**WHAT THE TASK REQUIRES**
Each record below has to be printed verbatim.

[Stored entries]
------

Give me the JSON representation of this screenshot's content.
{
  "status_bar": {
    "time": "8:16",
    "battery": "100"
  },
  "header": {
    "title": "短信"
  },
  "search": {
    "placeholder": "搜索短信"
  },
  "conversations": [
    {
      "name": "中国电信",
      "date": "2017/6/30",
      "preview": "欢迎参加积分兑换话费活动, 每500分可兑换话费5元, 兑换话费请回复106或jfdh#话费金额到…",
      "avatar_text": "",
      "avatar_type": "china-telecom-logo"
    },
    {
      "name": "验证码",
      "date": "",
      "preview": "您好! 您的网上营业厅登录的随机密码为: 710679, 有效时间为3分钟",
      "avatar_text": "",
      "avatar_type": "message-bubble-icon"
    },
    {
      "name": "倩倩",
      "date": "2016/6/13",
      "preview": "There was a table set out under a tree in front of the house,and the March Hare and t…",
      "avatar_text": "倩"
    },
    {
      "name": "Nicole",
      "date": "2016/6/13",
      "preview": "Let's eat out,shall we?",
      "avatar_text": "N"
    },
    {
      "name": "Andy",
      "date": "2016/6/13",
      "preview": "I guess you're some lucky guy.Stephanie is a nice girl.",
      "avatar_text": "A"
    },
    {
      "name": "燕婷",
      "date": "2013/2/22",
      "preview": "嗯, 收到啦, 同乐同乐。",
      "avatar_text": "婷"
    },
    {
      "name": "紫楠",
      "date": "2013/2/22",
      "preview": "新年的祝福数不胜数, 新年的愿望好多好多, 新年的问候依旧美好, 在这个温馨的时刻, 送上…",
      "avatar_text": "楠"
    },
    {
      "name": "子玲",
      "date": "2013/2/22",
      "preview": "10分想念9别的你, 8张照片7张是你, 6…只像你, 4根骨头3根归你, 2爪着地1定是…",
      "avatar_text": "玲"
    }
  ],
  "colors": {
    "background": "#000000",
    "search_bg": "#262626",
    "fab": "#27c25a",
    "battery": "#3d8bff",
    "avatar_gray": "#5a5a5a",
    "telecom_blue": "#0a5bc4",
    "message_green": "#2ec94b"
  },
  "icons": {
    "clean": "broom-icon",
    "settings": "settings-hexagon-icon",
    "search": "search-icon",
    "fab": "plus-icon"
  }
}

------

**ANSWER SECTION**
Give me the JSON representation of this screenshot's content.
{
  "status_bar": {
    "time": "8:16",
    "battery": "100"
  },
  "header": {
    "title": "短信"
  },
  "search": {
    "placeholder": "搜索短信"
  },
  "conversations": [
    {
      "name": "中国电信",
      "date": "2017/6/30",
      "preview": "欢迎参加积分兑换话费活动, 每500分可兑换话费5元, 兑换话费请回复106或jfdh#话费金额到…",
      "avatar_text": "",
      "avatar_type": "china-telecom-logo"
    },
    {
      "name": "验证码",
      "date": "",
      "preview": "您好! 您的网上营业厅登录的随机密码为: 710679, 有效时间为3分钟",
      "avatar_text": "",
      "avatar_type": "message-bubble-icon"
    },
    {
      "name": "倩倩",
      "date": "2016/6/13",
      "preview": "There was a table set out under a tree in front of the house,and the March Hare and t…",
      "avatar_text": "倩"
    },
    {
      "name": "Nicole",
      "date": "2016/6/13",
      "preview": "Let's eat out,shall we?",
      "avatar_text": "N"
    },
    {
      "name": "Andy",
      "date": "2016/6/13",
      "preview": "I guess you're some lucky guy.Stephanie is a nice girl.",
      "avatar_text": "A"
    },
    {
      "name": "燕婷",
      "date": "2013/2/22",
      "preview": "嗯, 收到啦, 同乐同乐。",
      "avatar_text": "婷"
    },
    {
      "name": "紫楠",
      "date": "2013/2/22",
      "preview": "新年的祝福数不胜数, 新年的愿望好多好多, 新年的问候依旧美好, 在这个温馨的时刻, 送上…",
      "avatar_text": "楠"
    },
    {
      "name": "子玲",
      "date": "2013/2/22",
      "preview": "10分想念9别的你, 8张照片7张是你, 6…只像你, 4根骨头3根归你, 2爪着地1定是…",
      "avatar_text": "玲"
    }
  ],
  "colors": {
    "background": "#000000",
    "search_bg": "#262626",
    "fab": "#27c25a",
    "battery": "#3d8bff",
    "avatar_gray": "#5a5a5a",
    "telecom_blue": "#0a5bc4",
    "message_green": "#2ec94b"
  },
  "icons": {
    "clean": "broom-icon",
    "settings": "settings-hexagon-icon",
    "search": "search-icon",
    "fab": "plus-icon"
  }
}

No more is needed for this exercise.